> _YOUR TASK_
Return every record below exactly as written, omitting any pictures.
++++++++
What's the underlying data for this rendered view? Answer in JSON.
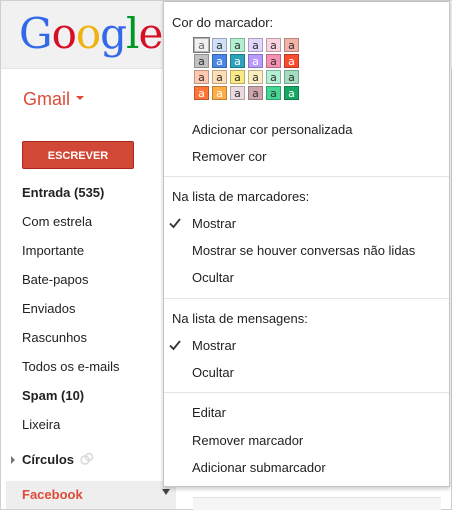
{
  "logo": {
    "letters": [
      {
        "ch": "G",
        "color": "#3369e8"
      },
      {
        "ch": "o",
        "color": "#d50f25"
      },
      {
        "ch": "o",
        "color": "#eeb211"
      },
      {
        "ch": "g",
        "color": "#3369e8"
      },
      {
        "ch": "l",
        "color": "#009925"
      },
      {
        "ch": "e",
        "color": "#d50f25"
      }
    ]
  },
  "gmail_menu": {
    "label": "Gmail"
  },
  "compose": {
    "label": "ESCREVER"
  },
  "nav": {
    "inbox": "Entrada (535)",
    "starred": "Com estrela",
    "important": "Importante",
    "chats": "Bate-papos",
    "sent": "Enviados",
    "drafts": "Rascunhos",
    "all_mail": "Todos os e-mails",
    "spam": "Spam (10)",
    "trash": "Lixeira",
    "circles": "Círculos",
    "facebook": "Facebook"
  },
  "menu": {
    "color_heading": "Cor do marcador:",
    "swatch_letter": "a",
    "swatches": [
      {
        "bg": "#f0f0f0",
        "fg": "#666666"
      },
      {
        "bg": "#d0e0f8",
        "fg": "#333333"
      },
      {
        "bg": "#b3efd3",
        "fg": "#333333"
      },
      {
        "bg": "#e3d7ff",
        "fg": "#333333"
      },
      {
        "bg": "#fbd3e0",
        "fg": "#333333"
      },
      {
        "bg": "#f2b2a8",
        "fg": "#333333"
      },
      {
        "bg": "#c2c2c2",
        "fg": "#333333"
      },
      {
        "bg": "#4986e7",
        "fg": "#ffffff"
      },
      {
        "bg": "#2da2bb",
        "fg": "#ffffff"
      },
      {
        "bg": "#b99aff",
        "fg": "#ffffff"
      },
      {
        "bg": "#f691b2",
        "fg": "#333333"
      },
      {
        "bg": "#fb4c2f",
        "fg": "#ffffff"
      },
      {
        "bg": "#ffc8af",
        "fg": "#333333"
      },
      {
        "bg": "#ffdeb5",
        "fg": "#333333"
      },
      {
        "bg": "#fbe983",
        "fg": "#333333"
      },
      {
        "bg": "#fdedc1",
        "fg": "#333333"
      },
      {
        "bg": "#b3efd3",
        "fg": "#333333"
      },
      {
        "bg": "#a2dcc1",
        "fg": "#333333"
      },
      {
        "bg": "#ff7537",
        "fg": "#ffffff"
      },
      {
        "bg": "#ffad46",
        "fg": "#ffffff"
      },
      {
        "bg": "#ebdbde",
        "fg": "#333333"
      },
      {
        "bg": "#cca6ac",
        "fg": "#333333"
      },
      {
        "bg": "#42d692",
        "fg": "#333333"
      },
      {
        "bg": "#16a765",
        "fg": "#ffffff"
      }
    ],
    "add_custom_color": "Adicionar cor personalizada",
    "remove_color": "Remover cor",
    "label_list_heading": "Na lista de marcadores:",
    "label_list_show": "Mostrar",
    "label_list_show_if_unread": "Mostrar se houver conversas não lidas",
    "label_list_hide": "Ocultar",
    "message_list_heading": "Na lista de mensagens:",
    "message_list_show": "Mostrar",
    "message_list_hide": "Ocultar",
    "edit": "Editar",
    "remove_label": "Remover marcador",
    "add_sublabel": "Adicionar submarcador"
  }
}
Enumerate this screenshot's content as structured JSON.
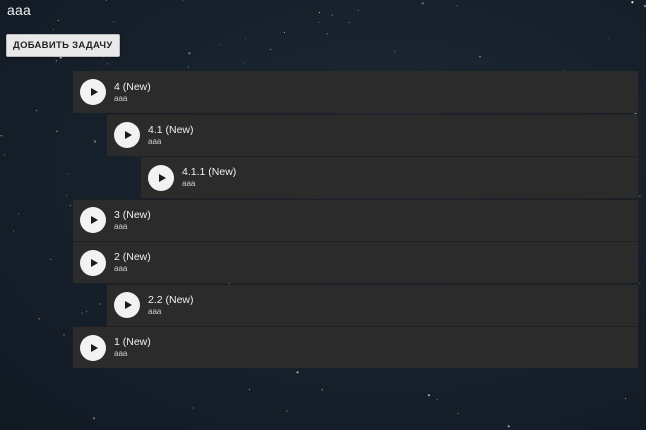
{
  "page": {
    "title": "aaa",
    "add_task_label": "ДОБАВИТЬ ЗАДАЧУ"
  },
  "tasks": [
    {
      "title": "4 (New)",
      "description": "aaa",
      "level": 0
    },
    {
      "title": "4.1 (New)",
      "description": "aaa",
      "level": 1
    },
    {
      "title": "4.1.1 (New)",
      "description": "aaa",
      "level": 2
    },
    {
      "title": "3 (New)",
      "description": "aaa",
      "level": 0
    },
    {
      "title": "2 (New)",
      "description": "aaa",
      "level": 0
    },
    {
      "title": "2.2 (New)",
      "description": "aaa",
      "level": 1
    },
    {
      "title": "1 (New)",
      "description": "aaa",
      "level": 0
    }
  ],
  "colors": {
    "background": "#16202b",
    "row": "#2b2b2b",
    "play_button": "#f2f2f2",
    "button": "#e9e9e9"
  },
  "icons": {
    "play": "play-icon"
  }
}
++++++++
> _RESPONSE TO THE EXERCISE_
What's the underlying data for this rendered view? Answer in JSON.
{
  "logo": {
    "letters": [
      {
        "ch": "G",
        "color": "#3369e8"
      },
      {
        "ch": "o",
        "color": "#d50f25"
      },
      {
        "ch": "o",
        "color": "#eeb211"
      },
      {
        "ch": "g",
        "color": "#3369e8"
      },
      {
        "ch": "l",
        "color": "#009925"
      },
      {
        "ch": "e",
        "color": "#d50f25"
      }
    ]
  },
  "gmail_menu": {
    "label": "Gmail"
  },
  "compose": {
    "label": "ESCREVER"
  },
  "nav": {
    "inbox": "Entrada (535)",
    "starred": "Com estrela",
    "important": "Importante",
    "chats": "Bate-papos",
    "sent": "Enviados",
    "drafts": "Rascunhos",
    "all_mail": "Todos os e-mails",
    "spam": "Spam (10)",
    "trash": "Lixeira",
    "circles": "Círculos",
    "facebook": "Facebook"
  },
  "menu": {
    "color_heading": "Cor do marcador:",
    "swatch_letter": "a",
    "swatches": [
      {
        "bg": "#f0f0f0",
        "fg": "#666666"
      },
      {
        "bg": "#d0e0f8",
        "fg": "#333333"
      },
      {
        "bg": "#b3efd3",
        "fg": "#333333"
      },
      {
        "bg": "#e3d7ff",
        "fg": "#333333"
      },
      {
        "bg": "#fbd3e0",
        "fg": "#333333"
      },
      {
        "bg": "#f2b2a8",
        "fg": "#333333"
      },
      {
        "bg": "#c2c2c2",
        "fg": "#333333"
      },
      {
        "bg": "#4986e7",
        "fg": "#ffffff"
      },
      {
        "bg": "#2da2bb",
        "fg": "#ffffff"
      },
      {
        "bg": "#b99aff",
        "fg": "#ffffff"
      },
      {
        "bg": "#f691b2",
        "fg": "#333333"
      },
      {
        "bg": "#fb4c2f",
        "fg": "#ffffff"
      },
      {
        "bg": "#ffc8af",
        "fg": "#333333"
      },
      {
        "bg": "#ffdeb5",
        "fg": "#333333"
      },
      {
        "bg": "#fbe983",
        "fg": "#333333"
      },
      {
        "bg": "#fdedc1",
        "fg": "#333333"
      },
      {
        "bg": "#b3efd3",
        "fg": "#333333"
      },
      {
        "bg": "#a2dcc1",
        "fg": "#333333"
      },
      {
        "bg": "#ff7537",
        "fg": "#ffffff"
      },
      {
        "bg": "#ffad46",
        "fg": "#ffffff"
      },
      {
        "bg": "#ebdbde",
        "fg": "#333333"
      },
      {
        "bg": "#cca6ac",
        "fg": "#333333"
      },
      {
        "bg": "#42d692",
        "fg": "#333333"
      },
      {
        "bg": "#16a765",
        "fg": "#ffffff"
      }
    ],
    "add_custom_color": "Adicionar cor personalizada",
    "remove_color": "Remover cor",
    "label_list_heading": "Na lista de marcadores:",
    "label_list_show": "Mostrar",
    "label_list_show_if_unread": "Mostrar se houver conversas não lidas",
    "label_list_hide": "Ocultar",
    "message_list_heading": "Na lista de mensagens:",
    "message_list_show": "Mostrar",
    "message_list_hide": "Ocultar",
    "edit": "Editar",
    "remove_label": "Remover marcador",
    "add_sublabel": "Adicionar submarcador"
  }
}
Enumerate this screenshot's content as structured JSON.
{
  "page": {
    "title": "aaa",
    "add_task_label": "ДОБАВИТЬ ЗАДАЧУ"
  },
  "tasks": [
    {
      "title": "4 (New)",
      "description": "aaa",
      "level": 0
    },
    {
      "title": "4.1 (New)",
      "description": "aaa",
      "level": 1
    },
    {
      "title": "4.1.1 (New)",
      "description": "aaa",
      "level": 2
    },
    {
      "title": "3 (New)",
      "description": "aaa",
      "level": 0
    },
    {
      "title": "2 (New)",
      "description": "aaa",
      "level": 0
    },
    {
      "title": "2.2 (New)",
      "description": "aaa",
      "level": 1
    },
    {
      "title": "1 (New)",
      "description": "aaa",
      "level": 0
    }
  ],
  "colors": {
    "background": "#16202b",
    "row": "#2b2b2b",
    "play_button": "#f2f2f2",
    "button": "#e9e9e9"
  },
  "icons": {
    "play": "play-icon"
  }
}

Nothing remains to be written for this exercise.